Exercise brief: Copy all lines in the data that contain the string "name".

Dataset entries:

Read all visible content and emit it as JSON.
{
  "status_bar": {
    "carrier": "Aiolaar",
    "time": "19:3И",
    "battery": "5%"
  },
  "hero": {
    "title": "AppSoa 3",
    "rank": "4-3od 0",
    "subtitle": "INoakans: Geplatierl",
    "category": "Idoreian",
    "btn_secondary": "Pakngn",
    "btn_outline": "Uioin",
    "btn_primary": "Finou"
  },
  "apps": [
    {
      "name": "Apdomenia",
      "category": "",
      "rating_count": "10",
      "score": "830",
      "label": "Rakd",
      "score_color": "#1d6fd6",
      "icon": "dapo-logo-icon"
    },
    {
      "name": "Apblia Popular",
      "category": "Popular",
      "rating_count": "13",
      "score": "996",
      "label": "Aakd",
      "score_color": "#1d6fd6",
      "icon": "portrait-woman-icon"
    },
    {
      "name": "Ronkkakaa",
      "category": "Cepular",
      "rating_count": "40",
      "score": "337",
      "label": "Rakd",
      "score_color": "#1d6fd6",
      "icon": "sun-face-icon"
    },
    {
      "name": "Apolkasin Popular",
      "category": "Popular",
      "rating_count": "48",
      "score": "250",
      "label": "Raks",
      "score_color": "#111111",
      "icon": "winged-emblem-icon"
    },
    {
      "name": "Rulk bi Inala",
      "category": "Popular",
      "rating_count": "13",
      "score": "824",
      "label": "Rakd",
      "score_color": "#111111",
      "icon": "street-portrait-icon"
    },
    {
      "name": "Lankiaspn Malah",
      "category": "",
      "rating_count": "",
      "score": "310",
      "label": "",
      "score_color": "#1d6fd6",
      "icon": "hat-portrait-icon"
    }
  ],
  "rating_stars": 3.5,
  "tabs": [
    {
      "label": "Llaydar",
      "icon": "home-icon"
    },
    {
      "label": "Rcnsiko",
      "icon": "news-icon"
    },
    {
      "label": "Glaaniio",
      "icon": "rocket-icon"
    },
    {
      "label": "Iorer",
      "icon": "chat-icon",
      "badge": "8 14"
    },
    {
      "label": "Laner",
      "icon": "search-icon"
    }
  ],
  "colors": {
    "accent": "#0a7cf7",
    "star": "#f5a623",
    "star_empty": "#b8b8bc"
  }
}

Your response:
      "name": "Apdomenia",
      "name": "Apblia Popular",
      "name": "Ronkkakaa",
      "name": "Apolkasin Popular",
      "name": "Rulk bi Inala",
      "name": "Lankiaspn Malah",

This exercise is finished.